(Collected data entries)
-------------------------

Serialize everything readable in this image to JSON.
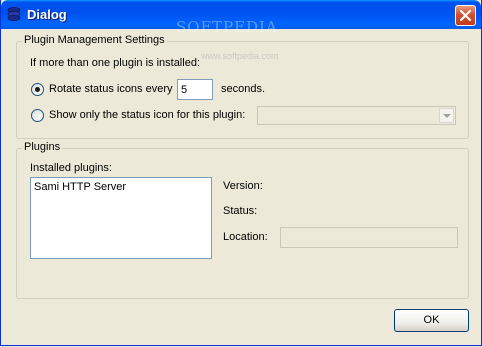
{
  "window": {
    "title": "Dialog",
    "watermark": "SOFTPEDIA",
    "watermark_sub": "www.softpedia.com"
  },
  "plugin_management": {
    "legend": "Plugin Management Settings",
    "intro": "If more than one plugin is installed:",
    "rotate_label": "Rotate status icons every",
    "rotate_value": "5",
    "seconds_label": "seconds.",
    "show_only_label": "Show only the status icon for this plugin:",
    "selected_option": "rotate",
    "plugin_select_value": ""
  },
  "plugins": {
    "legend": "Plugins",
    "installed_label": "Installed plugins:",
    "items": [
      "Sami HTTP Server"
    ],
    "version_label": "Version:",
    "status_label": "Status:",
    "location_label": "Location:",
    "location_value": ""
  },
  "buttons": {
    "ok": "OK"
  }
}
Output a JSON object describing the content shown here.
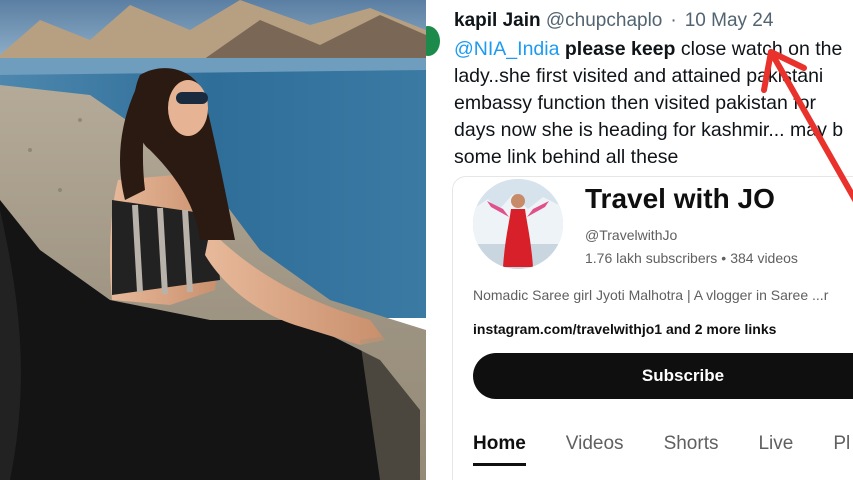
{
  "tweet": {
    "author_name": "kapil Jain",
    "author_handle": "@chupchaplo",
    "separator": "·",
    "date": "10 May 24",
    "more_glyph": "(",
    "line1_mention": "@NIA_India",
    "line1_bold": "please keep",
    "line1_rest": "close watch on the",
    "line2": "lady..she first visited and attained pakistani",
    "line3": "embassy function then visited pakistan for",
    "line4": "days now she is heading for kashmir... may b",
    "line5": "some link behind all these"
  },
  "youtube": {
    "channel_title": "Travel with JO",
    "handle": "@TravelwithJo",
    "subscribers": "1.76 lakh subscribers",
    "dot": "•",
    "videos": "384 videos",
    "description": "Nomadic Saree girl Jyoti Malhotra | A vlogger in Saree ...r",
    "links": "instagram.com/travelwithjo1 and 2 more links",
    "subscribe_label": "Subscribe",
    "tabs": [
      "Home",
      "Videos",
      "Shorts",
      "Live",
      "Pl"
    ]
  },
  "colors": {
    "mention": "#1d9bf0",
    "annotation_arrow": "#e8322b",
    "subscribe_bg": "#0f0f0f"
  }
}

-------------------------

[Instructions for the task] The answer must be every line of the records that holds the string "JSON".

[Answer for this exercise]
Serialize everything readable in this image to JSON.
Output a JSON object describing the content shown here.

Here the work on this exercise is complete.